"We were really shocked and appalled by those comments, and I think once they're out there, you can try to take them back, but the damage is done," she said.
She said she hoped DeVos would continue to meet with sexual assault survivors.
"This was just a handful of survivors that the secretary met with, and there are many, many more out there across the country" she said.
Cynthia Garrett, co-president of Families Advocating for Campus Equality (FACE), told NBC News that some of the students who had been falsely accused "started crying" and that DeVos was very attentive to all of their stories.
"I thought she was very interested in what these students were saying. I think she and Candice Jackson are just trying to find a fair solution," she said.
"We want fair procedures. We don't want to take away Title IX," she added.
Joseph Roberts, a board member for FACE who also advocates for Stop Abusive and Violent Environments, told NBC News that he "couldn't have asked for a better experience" at the meeting.
Roberts said he was falsely accused of sexual harassment while he was a student at Savannah State University in Georgia.
"She gave us the chance to sit down and tell our story," he said of DeVos. "It's just like restoring my faith."
Title IX is a section of the Educational Amendments of 1972 that prohibits sex discrimination in educational programs and activities receiving federal financial assistance. The Obama administration had stepped up enforcement and schools' obligations to respond to campus sexual assault.
DeVos came under fire during a January confirmation hearing for saying it would be "premature" for her to commit to upholding the previous administration's Title IX guidance on campus sexual assault.

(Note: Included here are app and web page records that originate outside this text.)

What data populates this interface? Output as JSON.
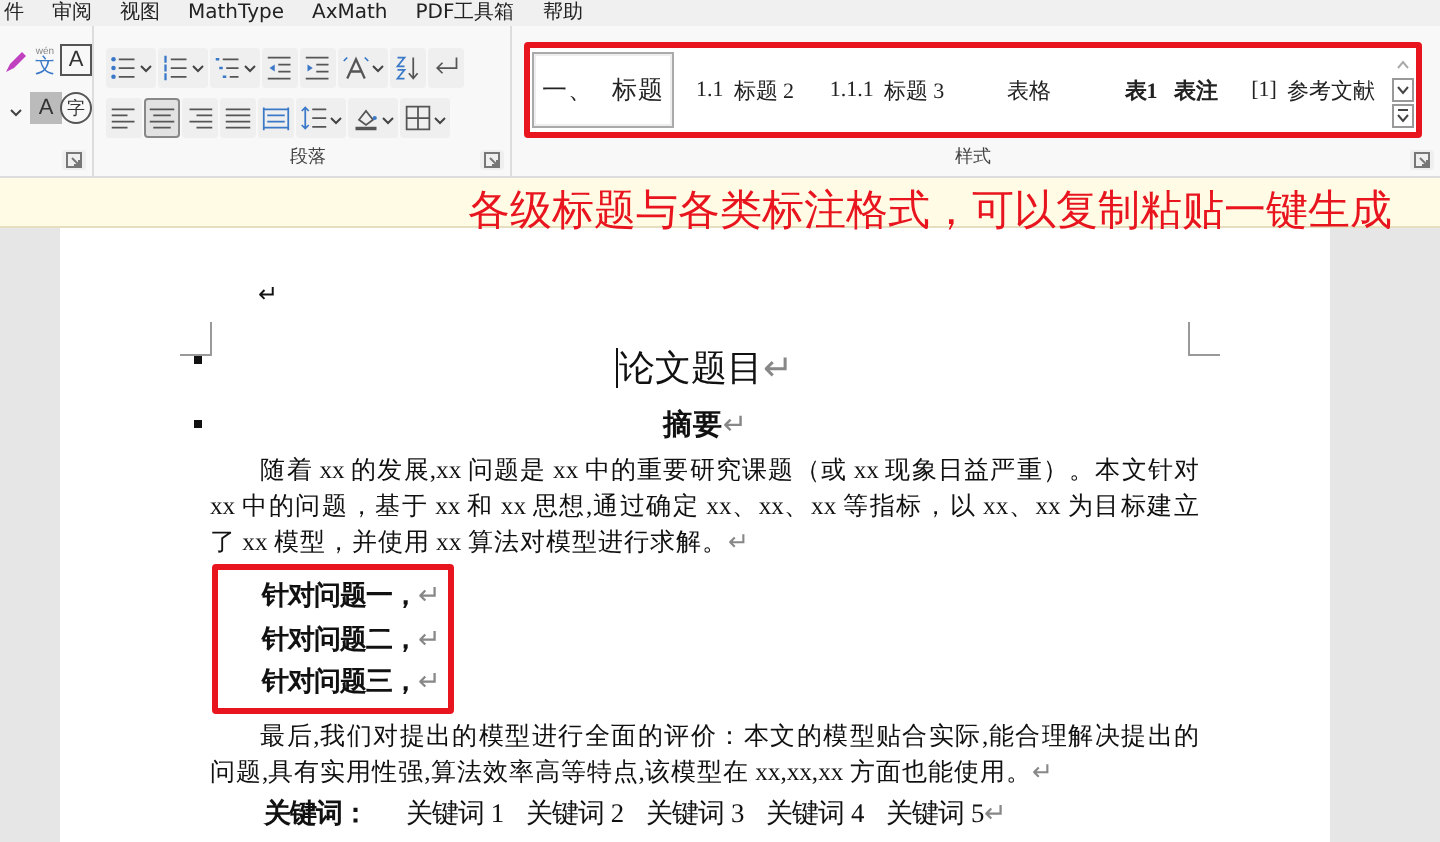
{
  "menu": [
    {
      "label": "件"
    },
    {
      "label": "审阅"
    },
    {
      "label": "视图"
    },
    {
      "label": "MathType"
    },
    {
      "label": "AxMath"
    },
    {
      "label": "PDF工具箱"
    },
    {
      "label": "帮助"
    }
  ],
  "font_group": {
    "buttons": [
      {
        "kind": "phonetic",
        "glyph": "文",
        "ruby": "wén"
      },
      {
        "kind": "boxed",
        "glyph": "A"
      },
      {
        "kind": "shaded",
        "glyph": "A"
      },
      {
        "kind": "circled",
        "glyph": "字"
      }
    ]
  },
  "paragraph_group": {
    "label": "段落",
    "alignment_buttons": [
      {
        "selected": false
      },
      {
        "selected": true
      },
      {
        "selected": false
      },
      {
        "selected": false
      },
      {
        "selected": false
      }
    ]
  },
  "styles_group": {
    "label": "样式",
    "items": [
      {
        "prefix": "一、",
        "label": "标题",
        "kind": "heading1",
        "selected": true
      },
      {
        "prefix": "1.1",
        "label": "标题 2",
        "kind": "heading",
        "selected": false
      },
      {
        "prefix": "1.1.1",
        "label": "标题 3",
        "kind": "heading",
        "selected": false
      },
      {
        "label": "表格",
        "kind": "plain",
        "selected": false
      },
      {
        "prefix": "表1",
        "label": "表注",
        "kind": "caption",
        "selected": false
      },
      {
        "prefix": "[1]",
        "label": "参考文献",
        "kind": "heading",
        "selected": false
      }
    ]
  },
  "annotation": "各级标题与各类标注格式，可以复制粘贴一键生成",
  "document": {
    "blocks": [
      {
        "kind": "empty",
        "end_mark": "↵"
      },
      {
        "kind": "title",
        "text": "论文题目",
        "end_mark": "↵"
      },
      {
        "kind": "heading",
        "text": "摘要",
        "end_mark": "↵"
      },
      {
        "kind": "body",
        "text": "随着 xx 的发展,xx 问题是 xx 中的重要研究课题（或 xx 现象日益严重）。本文针对 xx 中的问题，基于 xx 和 xx 思想,通过确定 xx、xx、xx 等指标，以 xx、xx 为目标建立了 xx 模型，并使用 xx 算法对模型进行求解。",
        "end_mark": "↵"
      },
      {
        "kind": "framed",
        "lines": [
          {
            "text": "针对问题一，",
            "end_mark": "↵"
          },
          {
            "text": "针对问题二，",
            "end_mark": "↵"
          },
          {
            "text": "针对问题三，",
            "end_mark": "↵"
          }
        ]
      },
      {
        "kind": "body",
        "text": "最后,我们对提出的模型进行全面的评价：本文的模型贴合实际,能合理解决提出的问题,具有实用性强,算法效率高等特点,该模型在 xx,xx,xx 方面也能使用。",
        "end_mark": "↵"
      },
      {
        "kind": "keywords",
        "label": "关键词：",
        "keywords": [
          "关键词 1",
          "关键词 2",
          "关键词 3",
          "关键词 4",
          "关键词 5"
        ],
        "end_mark": "↵"
      }
    ]
  }
}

Daniella Silva is a reporter for NBC News, specializing in immigration and inclusion issues, as well as coverage of Latin America.